The textiles industry, or to be more precise for the mill and factory owners the industrial revolution was generally assumed to be a beneficial process. The invention of industrial looms and spinning machines combined with steam-powered engines made cotton mills and textile factories far more productive than had previously been the case.
Cottonmills and textile factories needed a greater number of workers, loom operators, and machine operators to keep the machinery operating around the clock. In the early decades of the industrial revolution cotton mill and textile factory owners tended to prefer child labour to work on their machines. When child labour was outlawed in Great Britain the owners and employers preferred to employ women as they were more agile for handling small machinery parts, and because they could offer them lower wages than men would had been paid
James Watt, Steam Engines, And Railways
James Watts invention of the steam engine in the 1760s transformed the productivity levels of the Lancashire and Yorkshire textile mills. Steam engines indeed transformed the productivity rates of any factories or mills that they were used inside.
Steam engines for transportation purposes was a vital innovation of the industrial revolution. In Great Britain the building of the canal network had already speeded up links between London and industrial centres such as Birmingham, Leeds, Manchester, and Newcastle. The development of steam powered railway engines from the 1830s improved the communication and the links between all parts of Great Britain.
Railways by the end of the nineteenth century the majority of Africa, Asia, Europe, North America, as well as South America were covered by railway networks. Railways not only improved communications, they also boosted global production levels of coal, steel, and pig iron.Steam ships were developed to replace traditional sailing ships was another important part of the industrial revolution.
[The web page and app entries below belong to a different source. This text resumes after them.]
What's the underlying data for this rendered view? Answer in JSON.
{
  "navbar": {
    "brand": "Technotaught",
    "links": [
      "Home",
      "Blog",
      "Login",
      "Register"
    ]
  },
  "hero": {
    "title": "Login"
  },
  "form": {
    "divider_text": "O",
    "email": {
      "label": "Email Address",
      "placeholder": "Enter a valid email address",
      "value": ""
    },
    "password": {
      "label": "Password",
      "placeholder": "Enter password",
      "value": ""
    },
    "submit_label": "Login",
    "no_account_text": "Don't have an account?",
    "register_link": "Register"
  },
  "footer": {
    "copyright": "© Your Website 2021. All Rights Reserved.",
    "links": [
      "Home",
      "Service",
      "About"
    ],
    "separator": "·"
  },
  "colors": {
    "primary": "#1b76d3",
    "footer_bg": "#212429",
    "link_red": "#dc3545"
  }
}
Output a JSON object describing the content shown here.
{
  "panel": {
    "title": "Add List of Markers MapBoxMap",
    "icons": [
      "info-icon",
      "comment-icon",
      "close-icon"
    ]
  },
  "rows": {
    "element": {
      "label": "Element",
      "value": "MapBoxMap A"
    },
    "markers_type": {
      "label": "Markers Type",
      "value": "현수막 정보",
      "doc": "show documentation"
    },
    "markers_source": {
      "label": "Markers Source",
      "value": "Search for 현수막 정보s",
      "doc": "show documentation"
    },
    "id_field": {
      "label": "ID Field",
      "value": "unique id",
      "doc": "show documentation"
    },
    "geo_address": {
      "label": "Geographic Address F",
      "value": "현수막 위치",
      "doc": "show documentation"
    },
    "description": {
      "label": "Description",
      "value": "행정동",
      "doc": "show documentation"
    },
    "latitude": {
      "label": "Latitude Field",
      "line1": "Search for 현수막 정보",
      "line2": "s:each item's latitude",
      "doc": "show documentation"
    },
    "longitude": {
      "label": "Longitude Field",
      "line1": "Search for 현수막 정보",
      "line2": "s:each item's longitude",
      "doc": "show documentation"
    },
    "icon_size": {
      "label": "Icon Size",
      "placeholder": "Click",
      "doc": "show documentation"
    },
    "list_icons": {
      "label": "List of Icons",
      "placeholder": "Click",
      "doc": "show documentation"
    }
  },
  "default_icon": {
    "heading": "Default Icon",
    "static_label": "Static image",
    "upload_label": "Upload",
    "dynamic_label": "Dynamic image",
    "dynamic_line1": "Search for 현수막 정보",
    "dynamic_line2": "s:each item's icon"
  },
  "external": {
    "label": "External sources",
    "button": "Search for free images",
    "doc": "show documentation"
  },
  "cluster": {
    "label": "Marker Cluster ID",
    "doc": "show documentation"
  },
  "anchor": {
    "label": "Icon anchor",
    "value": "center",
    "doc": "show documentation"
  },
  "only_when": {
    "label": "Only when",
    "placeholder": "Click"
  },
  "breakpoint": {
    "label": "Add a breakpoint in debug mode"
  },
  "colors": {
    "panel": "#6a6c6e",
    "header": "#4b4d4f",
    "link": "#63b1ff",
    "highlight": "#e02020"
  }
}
The introduction of steam powered ships was particularly important to the British and the French given the sizes of their vast global empires. Steam powered ships literally made the world a smaller place. With steam ships it took days to travel across the Atlantic or Pacific oceans instead of a matter of weeks.